What this task involves: Scan the records for the word "transaction". Report each line where it occurs.

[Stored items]
================
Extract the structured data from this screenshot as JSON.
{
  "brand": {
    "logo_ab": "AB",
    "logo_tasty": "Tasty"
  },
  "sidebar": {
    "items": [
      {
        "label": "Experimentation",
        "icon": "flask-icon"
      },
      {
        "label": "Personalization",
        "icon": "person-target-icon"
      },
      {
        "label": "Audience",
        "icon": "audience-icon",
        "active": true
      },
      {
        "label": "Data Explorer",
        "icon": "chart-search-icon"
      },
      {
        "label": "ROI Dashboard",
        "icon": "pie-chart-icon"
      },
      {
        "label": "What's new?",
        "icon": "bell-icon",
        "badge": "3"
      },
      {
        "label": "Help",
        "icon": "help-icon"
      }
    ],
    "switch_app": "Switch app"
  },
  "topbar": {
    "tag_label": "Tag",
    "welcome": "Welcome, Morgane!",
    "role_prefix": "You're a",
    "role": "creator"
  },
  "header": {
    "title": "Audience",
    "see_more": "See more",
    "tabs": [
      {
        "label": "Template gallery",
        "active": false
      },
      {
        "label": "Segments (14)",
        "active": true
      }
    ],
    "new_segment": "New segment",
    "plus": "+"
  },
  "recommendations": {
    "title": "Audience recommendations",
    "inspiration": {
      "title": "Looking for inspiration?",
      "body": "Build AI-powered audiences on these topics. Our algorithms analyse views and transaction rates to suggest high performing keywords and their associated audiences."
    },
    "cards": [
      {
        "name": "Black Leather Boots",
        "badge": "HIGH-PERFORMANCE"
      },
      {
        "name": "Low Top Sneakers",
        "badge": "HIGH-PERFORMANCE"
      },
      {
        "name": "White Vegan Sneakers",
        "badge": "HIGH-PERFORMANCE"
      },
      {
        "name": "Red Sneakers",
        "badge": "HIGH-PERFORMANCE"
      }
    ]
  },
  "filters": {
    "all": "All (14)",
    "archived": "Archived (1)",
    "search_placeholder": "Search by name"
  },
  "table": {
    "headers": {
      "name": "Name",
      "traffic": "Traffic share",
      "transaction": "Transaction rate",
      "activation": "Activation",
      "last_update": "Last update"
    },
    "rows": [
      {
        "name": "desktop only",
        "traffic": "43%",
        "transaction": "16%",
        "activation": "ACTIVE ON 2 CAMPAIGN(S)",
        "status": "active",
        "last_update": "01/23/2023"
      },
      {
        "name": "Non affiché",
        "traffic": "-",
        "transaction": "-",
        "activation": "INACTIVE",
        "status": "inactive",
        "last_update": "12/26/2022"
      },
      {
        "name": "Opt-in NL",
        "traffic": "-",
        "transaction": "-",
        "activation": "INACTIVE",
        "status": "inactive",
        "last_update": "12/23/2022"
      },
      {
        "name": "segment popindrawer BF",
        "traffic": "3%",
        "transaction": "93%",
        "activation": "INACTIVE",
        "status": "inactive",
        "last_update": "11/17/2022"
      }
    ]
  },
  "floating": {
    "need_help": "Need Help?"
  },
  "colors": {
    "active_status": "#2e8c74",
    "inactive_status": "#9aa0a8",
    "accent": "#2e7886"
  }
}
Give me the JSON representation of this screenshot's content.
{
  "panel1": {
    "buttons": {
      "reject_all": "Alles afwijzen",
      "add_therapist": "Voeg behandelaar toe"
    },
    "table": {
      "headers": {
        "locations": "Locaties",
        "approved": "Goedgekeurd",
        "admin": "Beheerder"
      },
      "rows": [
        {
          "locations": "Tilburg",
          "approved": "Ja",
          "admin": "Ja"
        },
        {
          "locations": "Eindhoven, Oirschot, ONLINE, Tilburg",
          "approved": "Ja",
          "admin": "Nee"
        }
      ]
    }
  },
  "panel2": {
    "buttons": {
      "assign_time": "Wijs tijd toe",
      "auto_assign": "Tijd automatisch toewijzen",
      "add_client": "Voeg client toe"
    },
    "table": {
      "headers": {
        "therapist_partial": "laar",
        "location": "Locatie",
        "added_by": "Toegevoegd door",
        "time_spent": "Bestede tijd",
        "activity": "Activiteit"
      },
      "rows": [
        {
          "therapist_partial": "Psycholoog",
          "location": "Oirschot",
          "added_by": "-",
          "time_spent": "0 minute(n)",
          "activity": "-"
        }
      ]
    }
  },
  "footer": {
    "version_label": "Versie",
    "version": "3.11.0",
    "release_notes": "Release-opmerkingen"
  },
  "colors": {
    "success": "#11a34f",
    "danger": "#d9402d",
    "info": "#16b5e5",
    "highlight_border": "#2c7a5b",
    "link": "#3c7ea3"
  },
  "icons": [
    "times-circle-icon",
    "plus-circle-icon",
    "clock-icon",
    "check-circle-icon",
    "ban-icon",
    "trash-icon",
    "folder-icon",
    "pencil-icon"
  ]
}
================
Answer below:
      "body": "Build AI-powered audiences on these topics. Our algorithms analyse views and transaction rates to suggest high performing keywords and their associated audiences."
      "transaction": "Transaction rate",
        "transaction": "16%",
        "transaction": "-",
        "transaction": "-",
        "transaction": "93%",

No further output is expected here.